I also find it interesting how Mildred Wynkoop is misunderstood by some. Speaking of a past voice, Wynkoop’s theology was a fully relational theology which flowed out of Wesleyan-Holiness thought. Wynkoop was highly critical of streams that looked backward too often. While Wynkoop was not fully within Open or Process theology, she was open to it (pun intended). When I first read A Theology of Love Wynkoop’s own comments in the Preface pleasantly surprised me. Contrary to many who look backward, Wynkoop was willing to look back and forward to a new way of expressing holiness. “‘Process Theology’ makes a much-needed correction to the dualisms of a former day. It is my considered opinion that, though the metaphysical foundation of process thought is not the only solution to theological problems, its insights are inescapable in a biblical theology. The dynamic emphasis in relation to God, man, love, grace, nature, and salvation and interpersonal relations is crucial to the Christian faith.” (Wynkoop) Did Wynkoop get everything right? No, but she was wiling to do what may are continuing to do; look back, look forward, and communicate that in the present.
The difference is that Chapman is and has been revered. Wynkoop was attacked in her day by some and is misused today by those who look back with misplaced nostalgia. Both have something valuable for our day; as do many others from the past like Phoebe Palmer, Alber Outler, Kenneth Grider, Richard S Taylor, and others. But we should communicate those truths in our context and be willing to move past ideas that no longer contribute to holiness.
Maybe we can find a way to learn from the Ghosts of Holiness Past while being heard in the present and avoiding an absence in the future. One day, we will be the ghosts of the past as well. I hope we are seen as complex as those we look back toward today rather than shallow duplicates of the past. Otherwise we may waste away staring into a mirror of ghosts and miss the world who needs to hear of hope and mercy and love.

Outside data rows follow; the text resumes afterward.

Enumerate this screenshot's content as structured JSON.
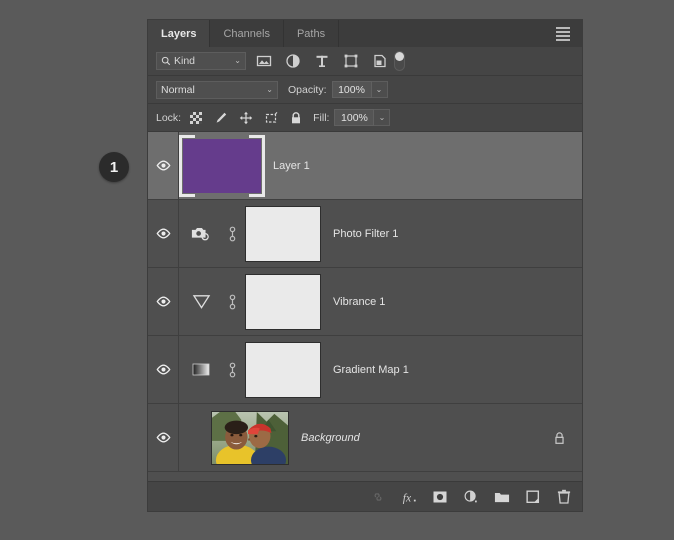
{
  "annotation": {
    "badge_number": "1"
  },
  "panel": {
    "tabs": [
      {
        "label": "Layers",
        "active": true
      },
      {
        "label": "Channels",
        "active": false
      },
      {
        "label": "Paths",
        "active": false
      }
    ],
    "menu_icon": "hamburger-menu-icon"
  },
  "filter_row": {
    "kind_label": "Kind",
    "search_icon": "search-icon",
    "dropdown_chevron": "⌄",
    "icons": [
      {
        "name": "filter-pixel-layers-icon"
      },
      {
        "name": "filter-adjustment-layers-icon"
      },
      {
        "name": "filter-type-layers-icon"
      },
      {
        "name": "filter-shape-layers-icon"
      },
      {
        "name": "filter-smart-object-layers-icon"
      }
    ],
    "toggle_name": "filter-enable-toggle"
  },
  "blend_row": {
    "blend_mode": "Normal",
    "opacity_label": "Opacity:",
    "opacity_value": "100%",
    "chevron": "⌄"
  },
  "lock_row": {
    "lock_label": "Lock:",
    "lock_icons": [
      {
        "name": "lock-transparent-pixels-icon"
      },
      {
        "name": "lock-image-pixels-icon"
      },
      {
        "name": "lock-position-icon"
      },
      {
        "name": "lock-artboard-nesting-icon"
      },
      {
        "name": "lock-all-icon"
      }
    ],
    "fill_label": "Fill:",
    "fill_value": "100%",
    "chevron": "⌄"
  },
  "layers": [
    {
      "name": "Layer 1",
      "selected": true,
      "italic": false,
      "thumb_type": "color",
      "thumb_color": "#653c8c",
      "has_adjustment_icon": false,
      "has_link": false,
      "has_mask": false,
      "locked": false,
      "visible": true
    },
    {
      "name": "Photo Filter 1",
      "selected": false,
      "italic": false,
      "thumb_type": "mask",
      "thumb_color": "#eaeaea",
      "has_adjustment_icon": true,
      "adjustment_icon": "photo-filter-icon",
      "has_link": true,
      "has_mask": true,
      "locked": false,
      "visible": true
    },
    {
      "name": "Vibrance 1",
      "selected": false,
      "italic": false,
      "thumb_type": "mask",
      "thumb_color": "#eaeaea",
      "has_adjustment_icon": true,
      "adjustment_icon": "vibrance-icon",
      "has_link": true,
      "has_mask": true,
      "locked": false,
      "visible": true
    },
    {
      "name": "Gradient Map 1",
      "selected": false,
      "italic": false,
      "thumb_type": "mask",
      "thumb_color": "#eaeaea",
      "has_adjustment_icon": true,
      "adjustment_icon": "gradient-map-icon",
      "has_link": true,
      "has_mask": true,
      "locked": false,
      "visible": true
    },
    {
      "name": "Background",
      "selected": false,
      "italic": true,
      "thumb_type": "photo",
      "thumb_color": "#7f8d5e",
      "has_adjustment_icon": false,
      "has_link": false,
      "has_mask": false,
      "locked": true,
      "visible": true
    }
  ],
  "footer": {
    "buttons": [
      {
        "name": "link-layers-button",
        "enabled": false
      },
      {
        "name": "layer-style-fx-button",
        "enabled": true
      },
      {
        "name": "add-layer-mask-button",
        "enabled": true
      },
      {
        "name": "new-adjustment-layer-button",
        "enabled": true
      },
      {
        "name": "new-group-button",
        "enabled": true
      },
      {
        "name": "new-layer-button",
        "enabled": true
      },
      {
        "name": "delete-layer-button",
        "enabled": true
      }
    ]
  },
  "colors": {
    "page_background": "#5a5a5a",
    "panel_background": "#454545",
    "row_background": "#4f4f4f",
    "row_selected": "#6e6e6e",
    "tabbar_background": "#3c3c3c",
    "text": "#e4e4e4",
    "layer1_purple": "#653c8c"
  }
}
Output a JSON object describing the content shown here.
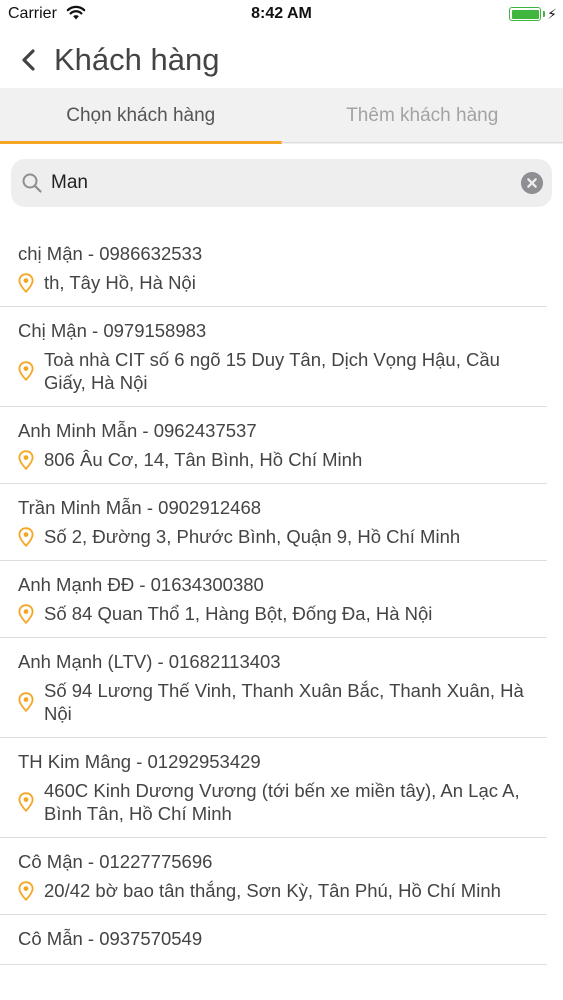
{
  "status_bar": {
    "carrier": "Carrier",
    "time": "8:42 AM"
  },
  "nav": {
    "title": "Khách hàng"
  },
  "tabs": [
    {
      "label": "Chọn khách hàng",
      "active": true
    },
    {
      "label": "Thêm khách hàng",
      "active": false
    }
  ],
  "search": {
    "value": "Man"
  },
  "customers": [
    {
      "name": "chị Mận - 0986632533",
      "address": "th, Tây Hồ, Hà Nội"
    },
    {
      "name": "Chị Mận - 0979158983",
      "address": "Toà nhà CIT số 6 ngõ 15 Duy Tân, Dịch Vọng Hậu, Cầu Giấy, Hà Nội"
    },
    {
      "name": "Anh Minh Mẫn - 0962437537",
      "address": "806 Âu Cơ, 14, Tân Bình, Hồ Chí Minh"
    },
    {
      "name": "Trần Minh Mẫn - 0902912468",
      "address": "Số 2, Đường 3, Phước Bình, Quận 9, Hồ Chí Minh"
    },
    {
      "name": "Anh Mạnh ĐĐ - 01634300380",
      "address": "Số 84 Quan Thổ 1, Hàng Bột, Đống Đa, Hà Nội"
    },
    {
      "name": "Anh Mạnh (LTV) - 01682113403",
      "address": "Số 94 Lương Thế Vinh, Thanh Xuân Bắc, Thanh Xuân, Hà Nội"
    },
    {
      "name": "TH Kim Mâng - 01292953429",
      "address": "460C Kinh Dương Vương (tới bến xe miền tây), An Lạc A, Bình Tân, Hồ Chí Minh"
    },
    {
      "name": "Cô Mận - 01227775696",
      "address": "20/42 bờ bao tân thắng, Sơn Kỳ, Tân Phú, Hồ Chí Minh"
    },
    {
      "name": "Cô Mẫn - 0937570549",
      "address": ""
    }
  ],
  "colors": {
    "accent": "#f5a623",
    "battery": "#3fb73f"
  }
}
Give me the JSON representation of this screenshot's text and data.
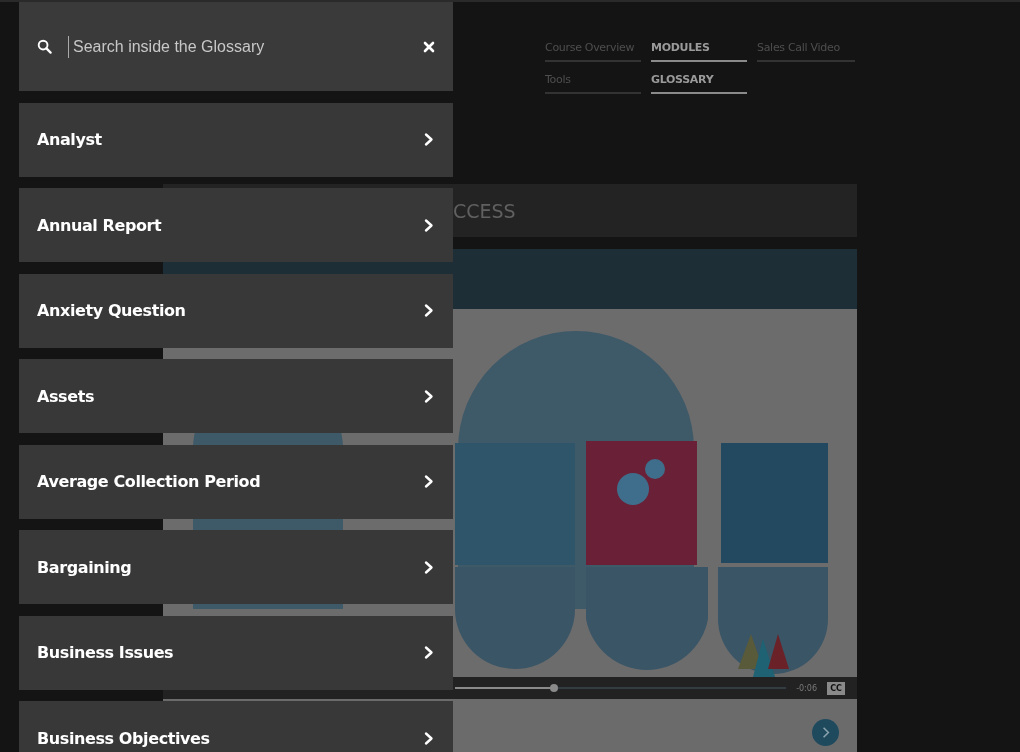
{
  "nav": [
    {
      "label": "Course Overview",
      "selected": false
    },
    {
      "label": "MODULES",
      "selected": true
    },
    {
      "label": "Sales Call Video",
      "selected": false
    },
    {
      "label": "Tools",
      "selected": false
    },
    {
      "label": "GLOSSARY",
      "selected": true
    }
  ],
  "module_title": "CCESS",
  "video": {
    "kind": "picture",
    "progress": {
      "level": 0.3
    },
    "time": "-0:06",
    "captions": "CC"
  },
  "glossary": {
    "search": {
      "placeholder": "Search inside the Glossary"
    },
    "items": [
      {
        "label": "Analyst"
      },
      {
        "label": "Annual Report"
      },
      {
        "label": "Anxiety Question"
      },
      {
        "label": "Assets"
      },
      {
        "label": "Average Collection Period"
      },
      {
        "label": "Bargaining"
      },
      {
        "label": "Business Issues"
      },
      {
        "label": "Business Objectives"
      }
    ]
  }
}
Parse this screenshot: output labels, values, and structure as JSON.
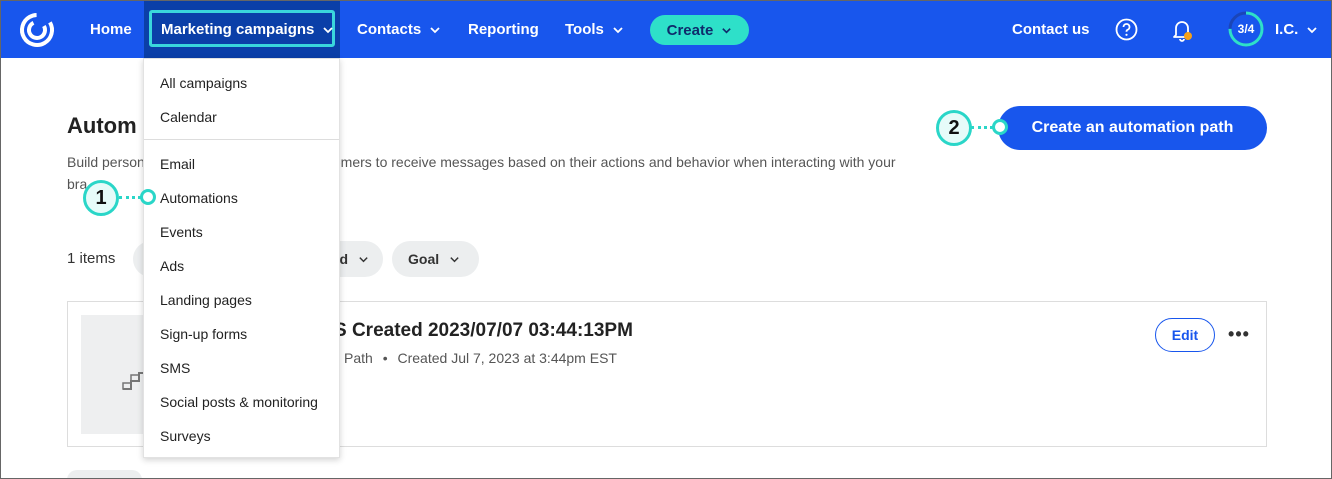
{
  "nav": {
    "logo": "constant-contact-logo",
    "items": [
      {
        "label": "Home",
        "has_chevron": false
      },
      {
        "label": "Marketing campaigns",
        "has_chevron": true,
        "active": true
      },
      {
        "label": "Contacts",
        "has_chevron": true
      },
      {
        "label": "Reporting",
        "has_chevron": false
      },
      {
        "label": "Tools",
        "has_chevron": true
      }
    ],
    "create_label": "Create",
    "contact_us": "Contact us",
    "progress": "3/4",
    "user_initials": "I.C.",
    "colors": {
      "bar": "#1856ed",
      "accent": "#2ee0c9",
      "highlight": "#3ad6dc"
    }
  },
  "dropdown": {
    "items": [
      "All campaigns",
      "Calendar",
      "Email",
      "Automations",
      "Events",
      "Ads",
      "Landing pages",
      "Sign-up forms",
      "SMS",
      "Social posts & monitoring",
      "Surveys"
    ]
  },
  "page": {
    "title_visible": "Autom",
    "desc_line1_left": "Build person",
    "desc_line1_right": "stomers to receive messages based on their actions and behavior when interacting with your",
    "desc_line2": "bra",
    "create_path_label": "Create an automation path",
    "items_count": "1 items",
    "filter_partial": "d",
    "filter_goal": "Goal"
  },
  "card": {
    "title_visible": "S Created 2023/07/07 03:44:13PM",
    "meta_type": "Path",
    "meta_created": "Created Jul 7, 2023 at 3:44pm EST",
    "edit_label": "Edit",
    "more_label": "•••"
  },
  "callouts": [
    {
      "number": "1"
    },
    {
      "number": "2"
    }
  ]
}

Ingersol, Stan, Harold E. Raser, and D. P. Whitelaw. Our Watchword & Song: The Centennial History of the Church of the Nazarene. Edited by Floyd Timothy Cunningham. Kansas City, Mo.: Beacon Hill Press of Kansas City, 2013.
Wynkoop, Mildred Bangs. A Theology of Love: The Dynamic of Wesleyanism, Second Edition. Nazarene Publishing House. Kindle Edition.